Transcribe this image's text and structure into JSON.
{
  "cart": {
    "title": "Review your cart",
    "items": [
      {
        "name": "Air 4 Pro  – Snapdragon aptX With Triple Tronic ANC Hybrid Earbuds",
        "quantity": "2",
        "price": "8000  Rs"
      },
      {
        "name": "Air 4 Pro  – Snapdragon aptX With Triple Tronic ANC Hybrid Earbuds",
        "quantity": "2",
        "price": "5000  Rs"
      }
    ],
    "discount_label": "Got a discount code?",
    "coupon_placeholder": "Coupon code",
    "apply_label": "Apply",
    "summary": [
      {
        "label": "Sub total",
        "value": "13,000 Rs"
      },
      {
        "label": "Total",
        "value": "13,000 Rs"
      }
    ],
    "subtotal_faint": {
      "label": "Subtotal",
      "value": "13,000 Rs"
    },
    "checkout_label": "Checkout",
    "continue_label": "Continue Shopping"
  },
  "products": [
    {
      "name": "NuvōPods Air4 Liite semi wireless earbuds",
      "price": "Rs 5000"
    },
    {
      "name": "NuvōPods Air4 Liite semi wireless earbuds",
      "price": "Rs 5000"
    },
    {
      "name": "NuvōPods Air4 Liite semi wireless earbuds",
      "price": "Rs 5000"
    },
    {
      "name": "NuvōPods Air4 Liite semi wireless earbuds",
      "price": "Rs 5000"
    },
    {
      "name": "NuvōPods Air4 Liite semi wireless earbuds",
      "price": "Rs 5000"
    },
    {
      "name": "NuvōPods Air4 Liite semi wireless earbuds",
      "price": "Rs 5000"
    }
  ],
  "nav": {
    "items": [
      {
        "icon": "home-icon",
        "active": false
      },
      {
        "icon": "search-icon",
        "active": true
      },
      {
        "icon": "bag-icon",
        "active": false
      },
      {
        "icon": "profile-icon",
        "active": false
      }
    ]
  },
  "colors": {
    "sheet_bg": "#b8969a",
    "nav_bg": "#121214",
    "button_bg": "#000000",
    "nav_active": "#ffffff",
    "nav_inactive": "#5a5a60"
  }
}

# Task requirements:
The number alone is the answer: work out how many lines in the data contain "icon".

# Response:
4